It has worked well for me. The safety catch is “beneficial to both parties”. A reasonable person will want to be treated that way. An unreasonable person knows he is trying to rip you off and will not be surprised if you don't let him.
Originally Posted by TheFlyingCamera
Originally Posted by railwayman3
I really don’t understand the reasoning here. So let me present these 2 quotes and see if someone can explain it to me…..
If one of my limited-edition numbered prints was returned to me damaged, I would destroy that print and make another identical one, and give it the same number. I don’t want to discuss any fee at this time, because that would depend upon the individual circumstances.
So my questions are…..
1) Why would I mark it as a “replacement”? (if I’m reading TheFlyingCamera’s post correctly).
2) Why would issuing an exact replacement print impact any other buyer? (as railwayman3’s friend suggests).
As I understand it, my friend is advertising that there are only 20 or 40 of a particular image which are or will be ever issued, and the neg or files used will be destroyed. In one sense the buyer is happy or feels good he is getting something "unique"...in another sense the cynical might say that it is just a marketing ploy. A matter of opinion or perceived value.
A photograph can be replaced or reprinted relatively easily, but if you consider a different "limited-edition" item, say a vase produced by one of the prestige ceramic makers like Wedgwood or Meissen, you wouldn't be able to get that replaced if it were broken.
Just curious, how did this get off on the "limited addition" tangent? The original post never mentioned it and, as a matter of fact, implied otherwise. Like I said, just curious.
It can be a difficult circumstance to grapple with. As I read it, he bought it. It's paid for. He dropped it or somehow otherwise damaged it. Well? Just because you are a member of the same Club as he (in his position of President, and potentially influence) does not ameliorate upon you to redress the situation on special "friend" terms — and if it did go that way, you are setting a precedent for yourself: others will undoubtedly follow. Looked at in professional practice, cosy customer relations must be balanced at all times with cost. Whoever I deal with, they know it is not my responsibility to replace or repatriate a (framed) print damaged after sale under any special terms; if they request another, the usual production charges would be leveraged, or I would investigate repair — at cost. Sensibly, you could offer to produce another print, mat and frame it with a small discount, but definitely not do it free of charge just because you are friends. You do have to set emotions aside and look at this from a professional perspective to ensure a balanced and fair outcome for both parties.
.::Gary Rowan Higgins

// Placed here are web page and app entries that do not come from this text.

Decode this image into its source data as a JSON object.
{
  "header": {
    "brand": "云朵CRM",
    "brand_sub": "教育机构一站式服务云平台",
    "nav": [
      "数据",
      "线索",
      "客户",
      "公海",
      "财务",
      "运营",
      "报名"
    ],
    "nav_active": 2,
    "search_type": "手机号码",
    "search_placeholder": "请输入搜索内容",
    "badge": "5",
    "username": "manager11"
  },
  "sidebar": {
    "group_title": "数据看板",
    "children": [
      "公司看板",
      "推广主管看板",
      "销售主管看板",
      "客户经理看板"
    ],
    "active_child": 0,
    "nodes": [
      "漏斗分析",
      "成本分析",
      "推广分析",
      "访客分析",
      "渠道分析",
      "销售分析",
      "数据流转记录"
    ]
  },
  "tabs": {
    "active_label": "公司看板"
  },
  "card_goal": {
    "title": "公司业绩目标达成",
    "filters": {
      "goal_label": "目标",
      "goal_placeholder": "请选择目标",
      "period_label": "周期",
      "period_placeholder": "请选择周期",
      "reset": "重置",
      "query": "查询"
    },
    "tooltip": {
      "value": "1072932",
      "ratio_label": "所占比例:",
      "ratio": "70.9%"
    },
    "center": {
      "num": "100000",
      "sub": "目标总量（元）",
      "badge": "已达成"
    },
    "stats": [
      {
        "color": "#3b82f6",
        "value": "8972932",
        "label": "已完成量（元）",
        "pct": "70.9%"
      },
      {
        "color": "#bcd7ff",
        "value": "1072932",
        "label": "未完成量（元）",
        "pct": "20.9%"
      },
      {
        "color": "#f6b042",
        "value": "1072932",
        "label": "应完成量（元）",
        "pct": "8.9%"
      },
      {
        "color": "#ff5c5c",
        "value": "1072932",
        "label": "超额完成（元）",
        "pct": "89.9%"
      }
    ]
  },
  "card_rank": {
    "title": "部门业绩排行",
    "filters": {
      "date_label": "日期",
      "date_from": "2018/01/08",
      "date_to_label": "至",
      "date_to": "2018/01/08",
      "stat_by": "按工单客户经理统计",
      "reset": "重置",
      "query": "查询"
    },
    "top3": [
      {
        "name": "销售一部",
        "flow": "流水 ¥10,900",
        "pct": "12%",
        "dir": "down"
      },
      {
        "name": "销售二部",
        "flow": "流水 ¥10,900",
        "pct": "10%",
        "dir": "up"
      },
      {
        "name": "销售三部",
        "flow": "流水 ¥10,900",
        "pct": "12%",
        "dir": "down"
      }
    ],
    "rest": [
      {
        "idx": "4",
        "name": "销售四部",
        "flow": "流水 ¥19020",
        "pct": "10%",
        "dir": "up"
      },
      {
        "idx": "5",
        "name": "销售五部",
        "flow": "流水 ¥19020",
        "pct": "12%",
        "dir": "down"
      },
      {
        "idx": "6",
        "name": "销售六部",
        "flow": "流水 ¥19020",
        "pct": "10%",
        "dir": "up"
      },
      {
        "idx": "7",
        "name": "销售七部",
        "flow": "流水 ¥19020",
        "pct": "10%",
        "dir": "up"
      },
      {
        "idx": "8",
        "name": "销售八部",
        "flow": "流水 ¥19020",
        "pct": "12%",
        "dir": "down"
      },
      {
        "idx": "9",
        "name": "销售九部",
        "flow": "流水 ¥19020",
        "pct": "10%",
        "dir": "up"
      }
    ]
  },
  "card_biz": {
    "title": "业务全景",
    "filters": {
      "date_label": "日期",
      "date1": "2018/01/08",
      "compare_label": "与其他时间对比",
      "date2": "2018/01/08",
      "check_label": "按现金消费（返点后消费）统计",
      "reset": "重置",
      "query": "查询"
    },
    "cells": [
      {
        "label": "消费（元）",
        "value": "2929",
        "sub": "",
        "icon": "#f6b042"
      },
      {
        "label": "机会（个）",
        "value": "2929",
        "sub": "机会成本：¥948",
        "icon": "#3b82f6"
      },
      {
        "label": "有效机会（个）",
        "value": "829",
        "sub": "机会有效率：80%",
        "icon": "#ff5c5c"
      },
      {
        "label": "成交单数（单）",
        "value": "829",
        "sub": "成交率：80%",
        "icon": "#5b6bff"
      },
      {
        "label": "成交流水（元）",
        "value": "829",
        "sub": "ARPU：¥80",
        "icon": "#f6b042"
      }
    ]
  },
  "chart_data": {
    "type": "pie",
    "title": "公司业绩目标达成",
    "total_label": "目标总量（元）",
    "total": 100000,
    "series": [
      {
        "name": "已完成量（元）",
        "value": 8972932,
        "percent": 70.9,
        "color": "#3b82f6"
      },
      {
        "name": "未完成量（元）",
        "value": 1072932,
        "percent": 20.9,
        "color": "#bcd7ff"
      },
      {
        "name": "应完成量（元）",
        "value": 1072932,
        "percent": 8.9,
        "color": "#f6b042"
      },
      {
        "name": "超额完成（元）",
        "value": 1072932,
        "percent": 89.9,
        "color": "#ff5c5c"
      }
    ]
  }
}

A comfort zone is a wonderful place. But nothing ever grows there.